The activities are designed for students to critically engage with Overcoming Apartheid's unique multimedia materials in order to learn about white supremacy in South Africa and the popular struggle for freedom and equality. The exercises are aimed at high school students, but can be used or easily adapted in undergraduate courses.
Worksheets for analyzing historical documents, interviews, and images found on this site are provided. In the supplemental resources area on the left, teachers can find a list of maps, recommended books for further reading, as well as films, videos, and useful websites.
We are eager to hear from you about what educational activities and resources you find particularly useful and other ways you are using this site with your students. Please use this Feedback Form or send an email message to us at: email@example.com.
- Pillars of Apartheid
The millions of arrests of Africans for pass law violations were only one part of the system to ensure African labor for white-owned businesses while keeping Africans considered “superfluous” out of the cities. Taken together, the pass laws, migrant labor system, Bantustans, and forced removals were key elements of the apartheid system of white privilege, which also created systemic poverty for Africans in rural areas. (Method: Small groups of students use multimedia primary sources to analyze these sytems, followed by class discussion of their combined effects.)
- Bantustans and Natural and Economic Resources
When the South African government stripped all Africans of their citizenship in 1970, it designated ten Bantustans as their “homelands” where they were to exercise political rights. The Bantustans excluded almost all the country’s wealth. (Method: Use maps to analyze national data about politics and natural and economic resources.)
- Urban Residential Segregation under Apartheid
Segregated urban areas reveal the vastly different life experiences and disparities of wealth across racial lines in South Africa. This segregation, mandated under apartheid, has long-term consequences that still confront the new South Africa. (Method: Analyze photographs of four communities of Johannesburg – both satellite images and close-up pictures of houses and commercial establishments.)
- Reporting Major Events in the Anti-Apartheid Struggle
The struggle against white rule in South Africa – and how it evolved from deputations, passive resistance, the armed struggle, mass mobilization and widespread repression, ultimately to negotiations and prevention of large-scale civil war – is an historical development of global significance in the second half of the 20th century. (Method: Working individually or in small groups, use first-person accounts and collections of primary material of other types to report news stories to the class.)
- Acting Against Injustice
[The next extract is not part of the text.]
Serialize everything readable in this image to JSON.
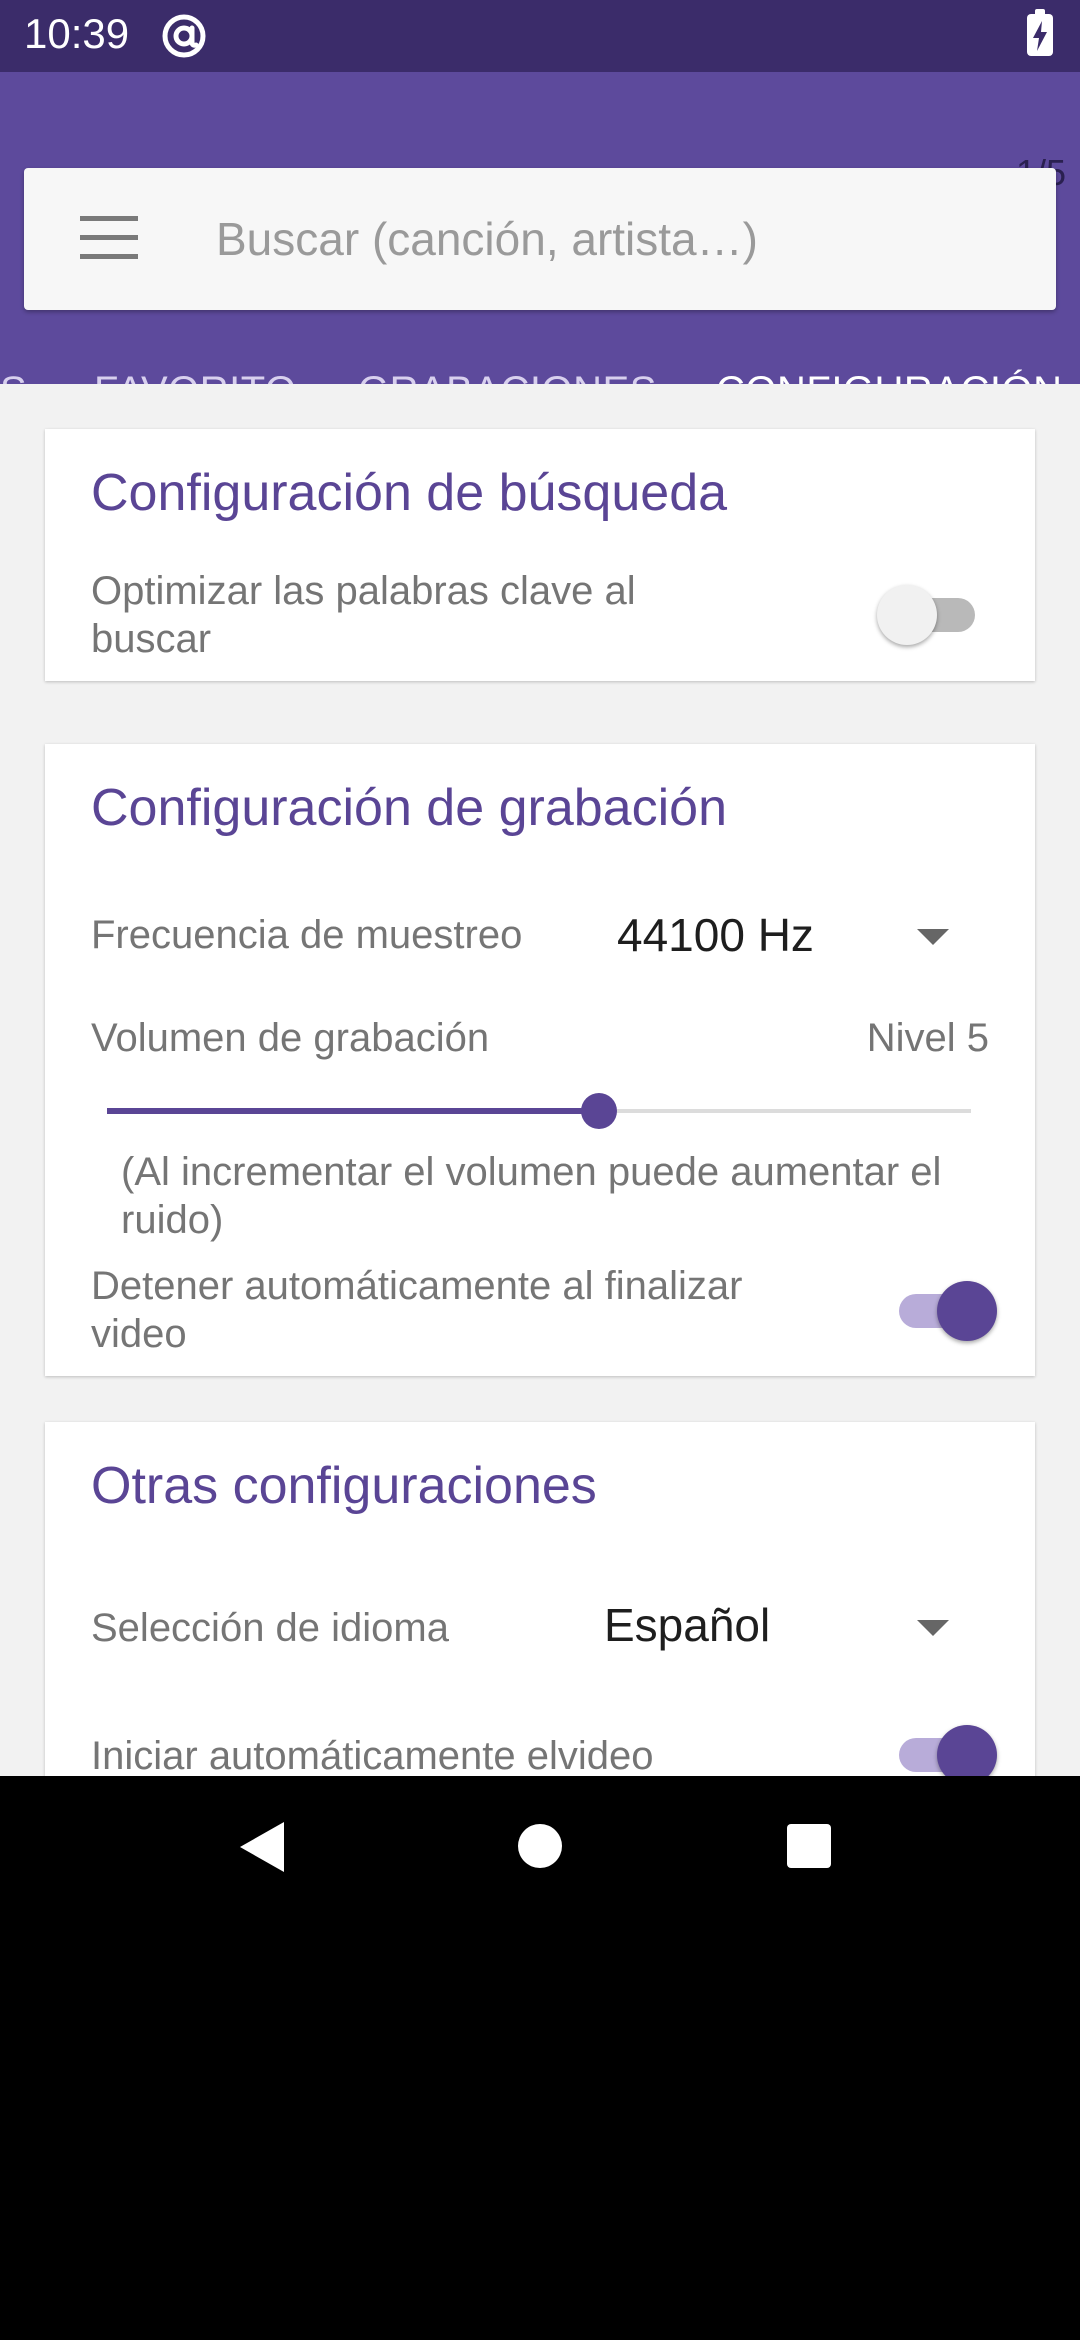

Listening to stories of people engaged in historical events can provide insights into why they chose to participate in ways they did and the consequences for them personally, along with their reflections on whether their actions were necessary or effective. (Method: Students listen to a full oral history interview, write about an action the interviewee took, and reflect on whether they may or may not have made the same decision. They post their reflections on a group blog and comment on each others ideas. This activity and the “Reporting” exercise can lead to discussion about the evolution of the methods used to overcome apartheid.)
- You be the Judge: The Death of Stephen Biko
At both an inquest and later a hearing before the Truth and Reconciliation Commission Amnesty Committee, five policemen who interrogated Stephen Biko before his death spoke about what occurred. There were no other eye witnesses, of course, since Biko died. (Method: Learn from primary source materials – read six excerpts from the Amnesty Committee hearing and evaluate the evidence that is brought forward.)
- South African Human Rights Statements
Over the course of fifty years, the anti-apartheid movement developed several important documents delineating the human rights for which they were struggling. The significance of these documents can be assessed in part by comparing them with other national and international human rights statements. (Method: Each student chooses two documents to analyze with the help of a worksheet and then writes a comparative essay. Students share ideas by posting essays to a group blog for comments or in class discussion.)
- Induction into the Black Consciousness Movement
In an audio interview, Peter Jones discusses how the South Africa Students’ Organization (SASO) and the Black Consciousness Movement included all peoples of color in its definition of ‘black’ and how SASO students formulated their ideology and worked in their communities. (Method: Use oral history interviews as historical sources. A worksheet provides specific questions for students before, during, and after listening to the interview and a prompt for a short newspaper article.)